Although the agreement is very general and does not have the force of law, at least one court decision has opined that it is consistent with the foreign policy of the United States. In 2004, the U.S. Supreme Court issued a landmark decision in litigation against the Republic of Austria for recovery of Gustav Klimt paintings in a Vienna museum that had been owned by the plaintiff’s relative before the war. The Court ruled for the first time that the Foreign Sovereign Immunities Act of 1976 retroactively applied and permitted a lawsuit challenging actions that occurred in Austria decades earlier during the Nazi era.
The decision was highly publicized and has been dramatized recently in the film Woman in Gold. The decision resulted in similar lawsuits in the United States against foreign countries and their instrumentalities, including Hungary, Spain and the Netherlands. In the case filed against Spain and its alleged instrumentality (a museum in Madrid), a federal district court recently granted summary judgment dismissing the complaint. The court held that Spain’s adverse possession laws were applicable and that the museum had possessed the painting as owner publicly, peacefully and continuously for more than the statutory number of years, thus acquiring full ownership.

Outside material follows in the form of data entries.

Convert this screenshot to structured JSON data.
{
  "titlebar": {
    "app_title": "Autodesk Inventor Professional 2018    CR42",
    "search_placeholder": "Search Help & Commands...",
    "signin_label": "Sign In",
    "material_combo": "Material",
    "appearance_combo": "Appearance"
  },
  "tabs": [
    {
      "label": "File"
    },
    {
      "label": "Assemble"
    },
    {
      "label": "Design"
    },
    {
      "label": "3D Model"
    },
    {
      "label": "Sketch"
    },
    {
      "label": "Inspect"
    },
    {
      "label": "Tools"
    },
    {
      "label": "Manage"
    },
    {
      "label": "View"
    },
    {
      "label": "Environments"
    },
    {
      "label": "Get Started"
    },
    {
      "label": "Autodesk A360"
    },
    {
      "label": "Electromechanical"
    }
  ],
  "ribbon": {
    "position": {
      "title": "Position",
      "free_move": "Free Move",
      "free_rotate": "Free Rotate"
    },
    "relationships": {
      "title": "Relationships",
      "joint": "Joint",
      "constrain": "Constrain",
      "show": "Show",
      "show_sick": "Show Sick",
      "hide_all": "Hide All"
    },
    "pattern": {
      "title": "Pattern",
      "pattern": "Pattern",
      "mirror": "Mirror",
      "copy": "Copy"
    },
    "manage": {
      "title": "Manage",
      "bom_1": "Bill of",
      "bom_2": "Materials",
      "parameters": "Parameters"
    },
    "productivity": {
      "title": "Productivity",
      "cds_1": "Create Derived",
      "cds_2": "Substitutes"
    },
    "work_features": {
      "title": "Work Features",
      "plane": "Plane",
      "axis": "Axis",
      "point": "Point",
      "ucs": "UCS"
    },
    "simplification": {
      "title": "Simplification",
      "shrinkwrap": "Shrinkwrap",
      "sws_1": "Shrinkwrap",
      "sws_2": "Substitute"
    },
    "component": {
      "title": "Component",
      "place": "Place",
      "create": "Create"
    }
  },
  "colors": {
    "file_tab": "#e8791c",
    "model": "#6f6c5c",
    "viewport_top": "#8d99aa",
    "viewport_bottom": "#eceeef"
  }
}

Interestingly, despite – or perhaps because of – the failure of victims or their heirs to pursue restitution claims, companies have now sprung up that use modern computer technology to search worldwide for possible distant relatives of victims, whom such companies offer to represent. At least one lawsuit in the United States resulting from such activities has been filed, and it remains to be seen if there will be more.
The Gurlitt Trove
One of the most dramatic recent events in the world of artwork restitution is the 2013 disclosure that the German government found more than 1,400 artworks in the Munich apartment of Cornelius Gurlitt, the 81-year-old son of an art dealer for Hitler. The trove included works by Chagall, Picasso, Matisse and others. Some 200 additional artworks were subsequently found and seized in Gurlitt’s Salzburg, Austria home, including works by Renoir, Monet and other French impressionists.
Gurlitt died in 2014 and willed the entire collection to the Kunstmuseum Bern in Switzerland. A contest to his will has recently been rejected (the decision is being appealed), and the Bern museum has announced that artworks will be “restituted soon” to families from whom they were taken during the Nazi era. A Gurlitt Task Force has been established to make recommendations on individual restitutions, but so far it has issued only four such recommendations.
Much remains to be done concerning the Gurlitt collection, but it seems unlikely that the restitution issues will be decided in U.S. courts. The artworks are all in Europe, and a procedure has been established there to pass on restitution claims. One heir living in the United States filed suit in 2014 against the Federal Republic of Germany and the State of Bavaria, but the defendants have filed a motion to dismiss, and the parties announced in April 2015 that they have settled this case. Subject to approval by a German court, the U.S. case will be dismissed.